Task prompt - Starting at the line that contains "What's the underlying", print each line exactly through the end of the listing. Skip any pictures and add nothing.

-=-=-

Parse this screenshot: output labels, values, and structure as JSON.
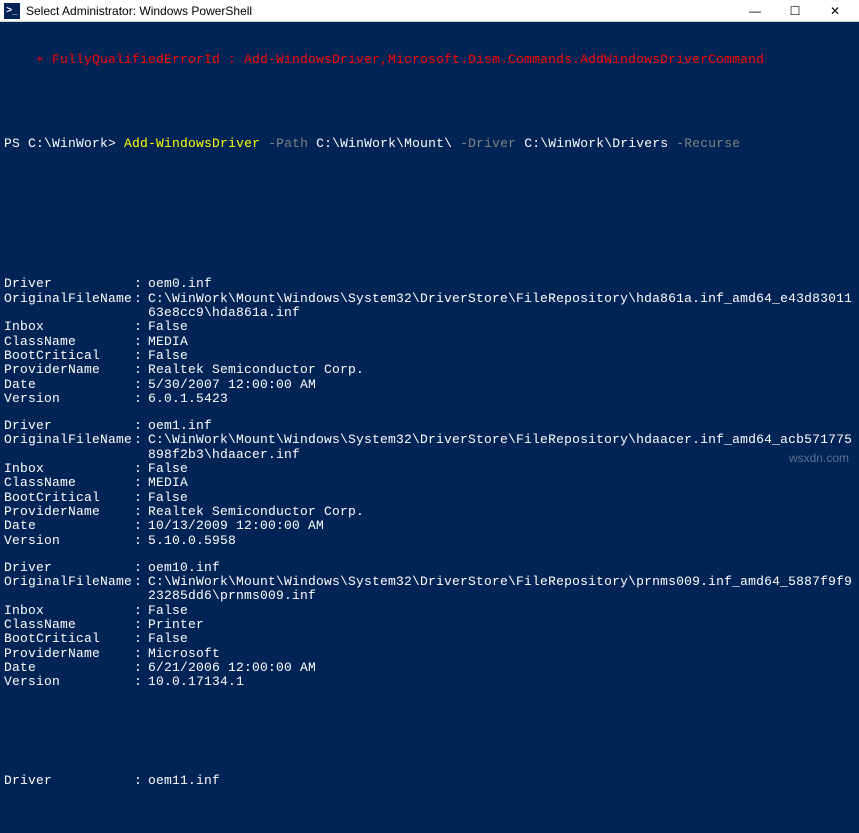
{
  "window": {
    "title": "Select Administrator: Windows PowerShell",
    "icon_glyph": ">_",
    "minimize": "—",
    "maximize": "☐",
    "close": "✕"
  },
  "error_line": "    + FullyQualifiedErrorId : Add-WindowsDriver,Microsoft.Dism.Commands.AddWindowsDriverCommand",
  "prompt": {
    "path": "PS C:\\WinWork>",
    "cmdlet": "Add-WindowsDriver",
    "p1_flag": "-Path",
    "p1_val": "C:\\WinWork\\Mount\\",
    "p2_flag": "-Driver",
    "p2_val": "C:\\WinWork\\Drivers",
    "p3_flag": "-Recurse"
  },
  "fields": [
    "Driver",
    "OriginalFileName",
    "Inbox",
    "ClassName",
    "BootCritical",
    "ProviderName",
    "Date",
    "Version"
  ],
  "drivers": [
    {
      "Driver": "oem0.inf",
      "OriginalFileName": "C:\\WinWork\\Mount\\Windows\\System32\\DriverStore\\FileRepository\\hda861a.inf_amd64_e43d8301163e8cc9\\hda861a.inf",
      "Inbox": "False",
      "ClassName": "MEDIA",
      "BootCritical": "False",
      "ProviderName": "Realtek Semiconductor Corp.",
      "Date": "5/30/2007 12:00:00 AM",
      "Version": "6.0.1.5423"
    },
    {
      "Driver": "oem1.inf",
      "OriginalFileName": "C:\\WinWork\\Mount\\Windows\\System32\\DriverStore\\FileRepository\\hdaacer.inf_amd64_acb571775898f2b3\\hdaacer.inf",
      "Inbox": "False",
      "ClassName": "MEDIA",
      "BootCritical": "False",
      "ProviderName": "Realtek Semiconductor Corp.",
      "Date": "10/13/2009 12:00:00 AM",
      "Version": "5.10.0.5958"
    },
    {
      "Driver": "oem10.inf",
      "OriginalFileName": "C:\\WinWork\\Mount\\Windows\\System32\\DriverStore\\FileRepository\\prnms009.inf_amd64_5887f9f923285dd6\\prnms009.inf",
      "Inbox": "False",
      "ClassName": "Printer",
      "BootCritical": "False",
      "ProviderName": "Microsoft",
      "Date": "6/21/2006 12:00:00 AM",
      "Version": "10.0.17134.1"
    }
  ],
  "trailing": {
    "Driver": "oem11.inf"
  },
  "watermark": "wsxdn.com"
}
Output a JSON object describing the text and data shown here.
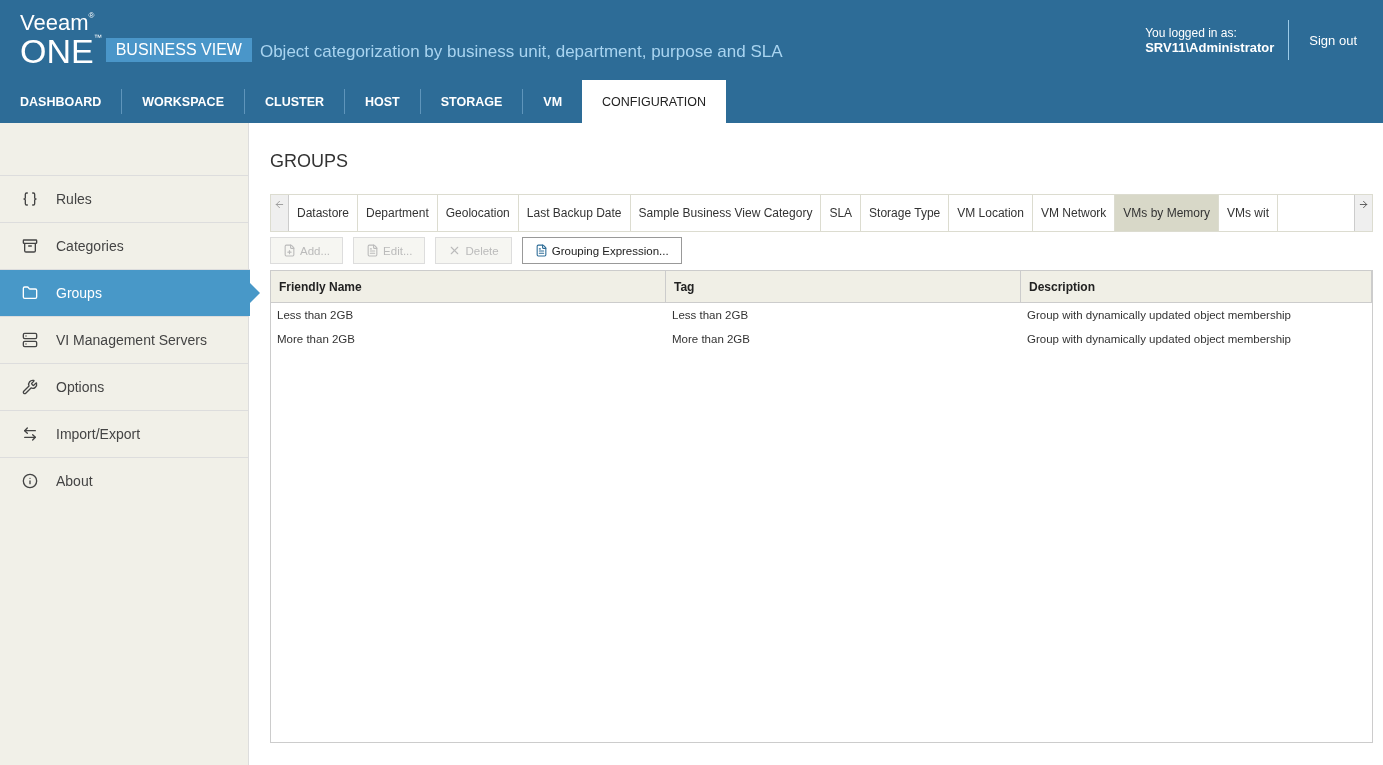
{
  "header": {
    "logo_top": "Veeam",
    "logo_reg": "®",
    "logo_main": "ONE",
    "logo_tm": "™",
    "product": "BUSINESS VIEW",
    "tagline": "Object categorization by business unit, department, purpose and SLA",
    "login_label": "You logged in as:",
    "login_user": "SRV11\\Administrator",
    "sign_out": "Sign out"
  },
  "nav": [
    {
      "label": "DASHBOARD",
      "selected": false
    },
    {
      "label": "WORKSPACE",
      "selected": false
    },
    {
      "label": "CLUSTER",
      "selected": false
    },
    {
      "label": "HOST",
      "selected": false
    },
    {
      "label": "STORAGE",
      "selected": false
    },
    {
      "label": "VM",
      "selected": false
    },
    {
      "label": "CONFIGURATION",
      "selected": true
    }
  ],
  "sidebar": {
    "items": [
      {
        "label": "Rules",
        "selected": false
      },
      {
        "label": "Categories",
        "selected": false
      },
      {
        "label": "Groups",
        "selected": true
      },
      {
        "label": "VI Management Servers",
        "selected": false
      },
      {
        "label": "Options",
        "selected": false
      },
      {
        "label": "Import/Export",
        "selected": false
      },
      {
        "label": "About",
        "selected": false
      }
    ]
  },
  "page_title": "GROUPS",
  "category_tabs": [
    {
      "label": "Datastore",
      "selected": false
    },
    {
      "label": "Department",
      "selected": false
    },
    {
      "label": "Geolocation",
      "selected": false
    },
    {
      "label": "Last Backup Date",
      "selected": false
    },
    {
      "label": "Sample Business View Category",
      "selected": false
    },
    {
      "label": "SLA",
      "selected": false
    },
    {
      "label": "Storage Type",
      "selected": false
    },
    {
      "label": "VM Location",
      "selected": false
    },
    {
      "label": "VM Network",
      "selected": false
    },
    {
      "label": "VMs by Memory",
      "selected": true
    },
    {
      "label": "VMs wit",
      "selected": false
    }
  ],
  "toolbar": [
    {
      "label": "Add...",
      "disabled": true
    },
    {
      "label": "Edit...",
      "disabled": true
    },
    {
      "label": "Delete",
      "disabled": true
    },
    {
      "label": "Grouping Expression...",
      "disabled": false
    }
  ],
  "table": {
    "columns": [
      "Friendly Name",
      "Tag",
      "Description"
    ],
    "rows": [
      [
        "Less than 2GB",
        "Less than 2GB",
        "Group with dynamically updated object membership"
      ],
      [
        "More than 2GB",
        "More than 2GB",
        "Group with dynamically updated object membership"
      ]
    ]
  }
}
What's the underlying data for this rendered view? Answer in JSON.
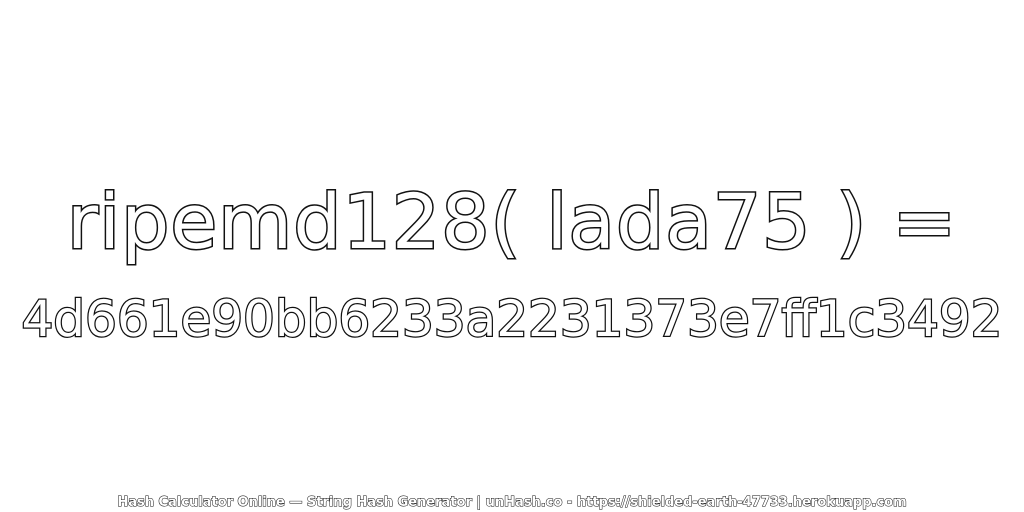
{
  "expression": "ripemd128( lada75 ) =",
  "hash_value": "4d661e90bb6233a2231373e7ff1c3492",
  "footer": "Hash Calculator Online — String Hash Generator | unHash.co - https://shielded-earth-47733.herokuapp.com"
}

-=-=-

Written solution -
What's the underlying data for this rendered view? Answer in JSON.
{
  "expression": "ripemd128( lada75 ) =",
  "hash_value": "4d661e90bb6233a2231373e7ff1c3492",
  "footer": "Hash Calculator Online — String Hash Generator | unHash.co - https://shielded-earth-47733.herokuapp.com"
}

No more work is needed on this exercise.